 A raffish lot of gamblers, assassins, and hookers unwittingly involve themselves in a mammoth anti-democratic conspiracy and then try to undo it. Branon, who seems to have tried out every role in his book, published and flogged this better-than-average thriller himself (Black Seal, 1992) until HarperCollins finally got smart and bought it. There's a plot afoot to bring the IRS to its hateful knees. The plotters, whoever they are, appear to have enough cash to buy the best killers, bombers, and bagmen America has to offer. The killers are a pair of weird but devoted brothers named Mitch and Ram. Mitch and Ram raised each other from pups. Mitch relates to engines, and Ram relates to guns. The bagman extraordinaire is Father Kevin, an oversized priest with a taste for the Las Vegas craps tables. The man who seems to be a the center of things is an ultra-fit militant libertarian named Rabyburn Varki. At least that's who Father Kevin and the brothers think is in charge. But there are strings pulling strings, and Mr. Varki is himself being manipulated from the very center of Washington, D.C. Why on earth? It's all very confusing. Before things are sorted out, Father Kevin's motorized multi-state money drops will have funded the perfectly timed simultaneous destruction of a number of regional tax processing centers. They will also have brought into his orbit an appealing young woman. America panics. Father Kevin teaches the young lady how to roll the dice. Plots within plots and boxes within boxes, and one is not quite sure at the end if one has been had, but the trip is great fun. Branon's outlaws, the nonpolitical ones, are appealing, funny, and, in their loyalty to each other, rather nice. (First printing of 100,000)
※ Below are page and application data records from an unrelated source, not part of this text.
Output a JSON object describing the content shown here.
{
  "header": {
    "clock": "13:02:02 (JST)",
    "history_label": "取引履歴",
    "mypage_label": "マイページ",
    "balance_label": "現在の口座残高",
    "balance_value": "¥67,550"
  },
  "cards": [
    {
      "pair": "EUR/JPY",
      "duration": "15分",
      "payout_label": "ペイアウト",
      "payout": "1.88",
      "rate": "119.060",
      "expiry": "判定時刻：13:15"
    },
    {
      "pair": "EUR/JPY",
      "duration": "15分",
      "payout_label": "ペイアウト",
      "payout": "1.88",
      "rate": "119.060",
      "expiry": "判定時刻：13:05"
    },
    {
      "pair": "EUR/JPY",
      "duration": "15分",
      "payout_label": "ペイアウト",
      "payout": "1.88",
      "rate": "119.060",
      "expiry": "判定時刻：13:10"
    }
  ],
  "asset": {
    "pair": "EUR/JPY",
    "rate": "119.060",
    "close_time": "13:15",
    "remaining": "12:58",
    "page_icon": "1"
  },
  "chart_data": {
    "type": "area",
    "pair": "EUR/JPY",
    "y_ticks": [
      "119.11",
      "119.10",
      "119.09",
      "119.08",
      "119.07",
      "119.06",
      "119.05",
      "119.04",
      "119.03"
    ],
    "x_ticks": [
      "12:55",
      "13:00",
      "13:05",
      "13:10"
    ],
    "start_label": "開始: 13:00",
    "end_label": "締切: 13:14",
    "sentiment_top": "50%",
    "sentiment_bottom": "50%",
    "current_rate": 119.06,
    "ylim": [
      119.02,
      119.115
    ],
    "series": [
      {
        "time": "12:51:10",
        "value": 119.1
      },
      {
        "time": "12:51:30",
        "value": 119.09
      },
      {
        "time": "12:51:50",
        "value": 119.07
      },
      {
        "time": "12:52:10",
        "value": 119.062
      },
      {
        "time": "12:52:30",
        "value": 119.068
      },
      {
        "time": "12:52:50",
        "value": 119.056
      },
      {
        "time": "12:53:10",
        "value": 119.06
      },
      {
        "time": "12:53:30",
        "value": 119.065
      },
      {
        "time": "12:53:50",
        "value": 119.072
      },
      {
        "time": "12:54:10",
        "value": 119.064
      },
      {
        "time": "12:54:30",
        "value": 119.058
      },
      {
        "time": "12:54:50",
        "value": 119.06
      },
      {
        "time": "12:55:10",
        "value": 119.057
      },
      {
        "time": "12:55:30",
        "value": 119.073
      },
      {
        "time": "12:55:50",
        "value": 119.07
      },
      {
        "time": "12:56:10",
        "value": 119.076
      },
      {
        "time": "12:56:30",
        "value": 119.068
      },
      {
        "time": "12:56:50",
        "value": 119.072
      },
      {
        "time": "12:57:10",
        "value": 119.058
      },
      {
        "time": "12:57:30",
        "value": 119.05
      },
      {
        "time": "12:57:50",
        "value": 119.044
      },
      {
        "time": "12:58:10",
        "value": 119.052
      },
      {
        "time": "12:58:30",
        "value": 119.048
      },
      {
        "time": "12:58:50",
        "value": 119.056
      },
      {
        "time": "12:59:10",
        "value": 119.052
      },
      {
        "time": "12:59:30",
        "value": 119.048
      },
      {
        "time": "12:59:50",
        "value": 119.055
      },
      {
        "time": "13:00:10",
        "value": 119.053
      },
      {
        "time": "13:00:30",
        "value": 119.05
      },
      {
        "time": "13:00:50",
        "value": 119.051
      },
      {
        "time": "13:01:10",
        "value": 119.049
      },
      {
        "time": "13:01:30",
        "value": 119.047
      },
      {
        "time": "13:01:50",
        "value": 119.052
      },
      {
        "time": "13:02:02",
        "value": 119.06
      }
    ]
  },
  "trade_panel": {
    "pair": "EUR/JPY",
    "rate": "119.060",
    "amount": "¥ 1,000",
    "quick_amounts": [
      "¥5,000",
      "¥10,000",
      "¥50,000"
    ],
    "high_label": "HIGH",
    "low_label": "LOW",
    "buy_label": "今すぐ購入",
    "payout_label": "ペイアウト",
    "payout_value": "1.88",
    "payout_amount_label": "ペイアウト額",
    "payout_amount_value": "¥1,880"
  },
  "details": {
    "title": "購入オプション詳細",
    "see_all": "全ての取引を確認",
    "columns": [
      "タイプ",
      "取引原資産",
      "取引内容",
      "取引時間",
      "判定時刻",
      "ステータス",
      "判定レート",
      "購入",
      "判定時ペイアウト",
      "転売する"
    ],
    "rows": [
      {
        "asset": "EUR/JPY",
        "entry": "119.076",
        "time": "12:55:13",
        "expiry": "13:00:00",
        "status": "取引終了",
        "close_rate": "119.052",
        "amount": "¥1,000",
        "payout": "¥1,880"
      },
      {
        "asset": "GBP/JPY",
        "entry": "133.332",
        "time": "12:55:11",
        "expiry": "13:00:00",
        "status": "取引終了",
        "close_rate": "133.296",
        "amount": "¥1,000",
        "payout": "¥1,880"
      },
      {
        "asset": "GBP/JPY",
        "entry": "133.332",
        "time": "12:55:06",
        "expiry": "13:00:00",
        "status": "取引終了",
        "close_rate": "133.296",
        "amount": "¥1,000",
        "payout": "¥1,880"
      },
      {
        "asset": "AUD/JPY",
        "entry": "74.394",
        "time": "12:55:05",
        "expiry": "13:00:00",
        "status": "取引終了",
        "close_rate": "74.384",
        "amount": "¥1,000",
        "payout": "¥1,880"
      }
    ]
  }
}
Pub Date: Feb. 16th, 1994
ISBN: 0-06-017759-4
Page count: 304pp
Publisher: HarperCollins
Review Posted Online:
Kirkus Reviews Issue: Nov. 15th, 1993